- It has a mildly sweet taste and an incredibly light texture that makes it perfect for baked goods like muffins or scones.
- Oat flour also helps to add moisture to baked goods which can be beneficial when replacing brown rice flour since it tends to make baked goods dry out quickly if not used correctly.
- To replace brown rice flour with oat flour in baking recipes, use an equal amount.
12. Potato Starch
- Potato starch is made from cooked potatoes that have been dried and ground into a powdery form.
- It contains about 11 grams of protein per cup but provides structure and moisture to baked goods without making them too dense or heavy as some flours do.
- You can use a 1:1 ratio when replacing brown rice flour with potato starch.
13. All-Purpose flour
- All-purpose flour is made from a combination of wheat, rye, and barley flour.
- It has moderate levels of protein (13 grams per cup) and a neutral flavor that works well in most baked goods.
- When replacing brown rice flour with all-purpose flour, use ¾ cup of all-purpose for every cup called for in the recipe.
- Keep in mind that all-purpose flour does contain gluten, so if you’re looking for a gluten-free alternative, it would be best to stick with one of the other flours listed above.
14. Wheat Flour
- Wheat flour is made from ground wheat and has a strong flavor that works well in baked goods like bread or pizza crusts.
- It contains between 11-14 grams of protein per cup, depending on the type used, and is often used as an all-purpose substitute for brown rice flour.
- To replace brown rice flour with wheat flour in baking recipes, use one cup of wheat for every cup called for in the recipe.
⭐ More Rice Substitutes
People Also Ask [FAQs]
No, you cannot substitute regular flour for brown rice flour 1:1 because the two flours have different properties and characteristics. Brown rice flour contains no gluten and is a harder grain than wheat, so it does not absorb liquid as well. Using it in recipes that call for regular flour will result in poor texture and flavor. If you opt to use brown rice flour, it is recommended to adjust the ratio of other ingredients accordingly.
Yes, white rice flour can be used in place of brown rice flour; however, the texture and flavor will be different as brown rice flour is denser with a nuttier taste.
Wrap Up: Brown Rice Flour Substitutes
- There are several great alternatives to brown rice flour that can be used in baking recipes.
- By utilizing one of the gluten-free flours such as chickpea or amaranth, you’ll add a unique flavor profile and nutritional benefits to your baked goods.

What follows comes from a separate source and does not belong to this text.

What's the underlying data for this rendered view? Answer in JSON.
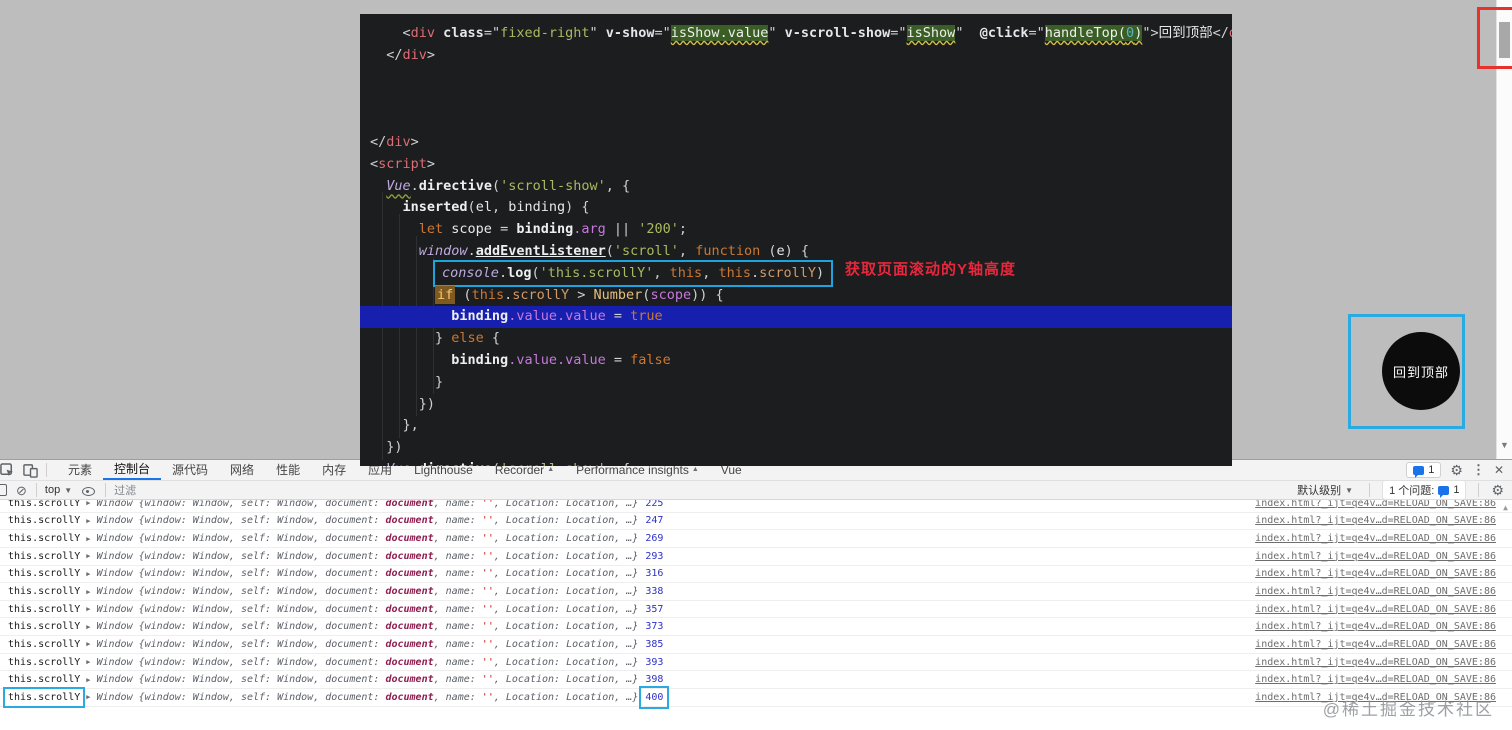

- Soybean and oat flours provide structure and moisture while potato starch is perfect for those who don't want their bakes too dense or heavy.
- And finally, all-purpose flour offers a neutral taste but keep in mind that it does contain gluten so if you're looking for a truly gluten-free option then stick with one of the other options listed above!
- When baking with any of these alternatives to brown rice flour, it’s important to remember that the texture of your finished product may be slightly different than what you’re used to.
- To achieve the best results, it’s a good idea to experiment with different ratios and types of flour to find what works best for your baking needs.
How to Make Brown Rice Flour
- 2 cups uncooked brown rice
- 4 cups water optional to wash the rice before drying and grinding
- To begin with, all you need is two cups of uncooked brown rice.
- Then simply blend the brown rice on high speed until it resembles flour (but don't blend too much as it may become a paste). You can do this with a food processor or high-powered blender for a few minutes at a time until you achieve desired results of smooth consistency.
- Finally, sieve the mixture into an airtight container and store it away for future use.
- To ensure that your brown rice flour is really smooth and finely ground, try using a grain mill specifically designed for grinding grains into flour. The mill will grind the rice much finer than a food processor or blender, and you'll be left with an even finer and more consistent texture in your finished product.
- Additionally, if you want to grind other types of grains, such as oats or barley, a grain mill will come in handy for that too.
- If you washed the rice before make sure they are properly dried before making the flour.